Problem details: For the word "this", give the number of lines in these entries that contain it, with nothing else.

>>>

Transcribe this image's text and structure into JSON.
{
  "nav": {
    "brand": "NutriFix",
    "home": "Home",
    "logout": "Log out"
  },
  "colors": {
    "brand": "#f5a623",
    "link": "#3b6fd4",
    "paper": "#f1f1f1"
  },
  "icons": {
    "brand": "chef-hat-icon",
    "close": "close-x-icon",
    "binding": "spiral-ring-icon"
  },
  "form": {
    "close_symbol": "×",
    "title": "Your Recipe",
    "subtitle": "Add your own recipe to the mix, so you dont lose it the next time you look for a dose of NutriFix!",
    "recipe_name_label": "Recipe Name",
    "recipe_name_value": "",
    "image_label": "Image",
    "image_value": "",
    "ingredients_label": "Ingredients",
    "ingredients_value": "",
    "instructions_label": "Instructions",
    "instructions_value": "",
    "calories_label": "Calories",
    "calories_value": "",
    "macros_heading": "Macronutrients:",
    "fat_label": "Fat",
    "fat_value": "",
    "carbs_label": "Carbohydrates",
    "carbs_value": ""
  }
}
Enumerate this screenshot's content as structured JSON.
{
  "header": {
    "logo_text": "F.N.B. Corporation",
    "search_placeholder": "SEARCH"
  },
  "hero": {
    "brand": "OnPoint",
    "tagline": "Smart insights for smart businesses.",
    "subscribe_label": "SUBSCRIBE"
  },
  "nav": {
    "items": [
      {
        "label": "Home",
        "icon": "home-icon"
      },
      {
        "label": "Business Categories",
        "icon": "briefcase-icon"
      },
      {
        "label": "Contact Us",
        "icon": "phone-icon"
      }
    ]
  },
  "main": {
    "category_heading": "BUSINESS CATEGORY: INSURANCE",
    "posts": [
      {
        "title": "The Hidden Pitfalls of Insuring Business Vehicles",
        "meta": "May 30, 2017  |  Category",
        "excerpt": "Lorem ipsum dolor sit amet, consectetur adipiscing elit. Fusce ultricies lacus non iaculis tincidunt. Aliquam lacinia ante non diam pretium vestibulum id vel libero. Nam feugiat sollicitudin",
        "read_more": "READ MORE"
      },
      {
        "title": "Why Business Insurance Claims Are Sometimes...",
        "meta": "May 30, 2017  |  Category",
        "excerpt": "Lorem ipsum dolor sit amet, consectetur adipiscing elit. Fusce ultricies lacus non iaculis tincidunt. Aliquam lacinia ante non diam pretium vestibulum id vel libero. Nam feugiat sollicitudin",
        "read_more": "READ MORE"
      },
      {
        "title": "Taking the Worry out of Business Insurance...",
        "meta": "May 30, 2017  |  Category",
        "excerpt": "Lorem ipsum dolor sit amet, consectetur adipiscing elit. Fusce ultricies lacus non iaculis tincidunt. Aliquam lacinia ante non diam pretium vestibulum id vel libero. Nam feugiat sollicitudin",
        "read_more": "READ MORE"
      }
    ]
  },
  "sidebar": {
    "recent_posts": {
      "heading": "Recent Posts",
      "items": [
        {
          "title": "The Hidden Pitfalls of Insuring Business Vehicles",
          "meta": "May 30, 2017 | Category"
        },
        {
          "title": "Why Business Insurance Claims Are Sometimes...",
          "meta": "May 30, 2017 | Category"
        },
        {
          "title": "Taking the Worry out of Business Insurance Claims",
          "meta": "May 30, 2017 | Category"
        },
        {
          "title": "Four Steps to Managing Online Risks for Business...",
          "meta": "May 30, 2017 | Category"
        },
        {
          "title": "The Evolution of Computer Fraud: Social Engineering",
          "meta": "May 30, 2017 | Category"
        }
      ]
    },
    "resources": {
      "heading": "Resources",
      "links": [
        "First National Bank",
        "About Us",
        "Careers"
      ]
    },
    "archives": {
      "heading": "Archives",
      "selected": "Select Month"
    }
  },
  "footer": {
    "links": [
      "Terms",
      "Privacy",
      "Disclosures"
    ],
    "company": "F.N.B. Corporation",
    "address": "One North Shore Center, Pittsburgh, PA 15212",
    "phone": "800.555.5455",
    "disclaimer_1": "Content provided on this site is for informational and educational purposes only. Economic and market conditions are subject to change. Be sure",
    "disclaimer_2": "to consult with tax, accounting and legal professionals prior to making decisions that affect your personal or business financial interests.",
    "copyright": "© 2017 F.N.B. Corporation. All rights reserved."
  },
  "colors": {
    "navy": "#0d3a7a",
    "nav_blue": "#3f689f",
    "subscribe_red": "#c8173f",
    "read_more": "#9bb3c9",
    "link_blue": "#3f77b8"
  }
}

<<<

Output below: 3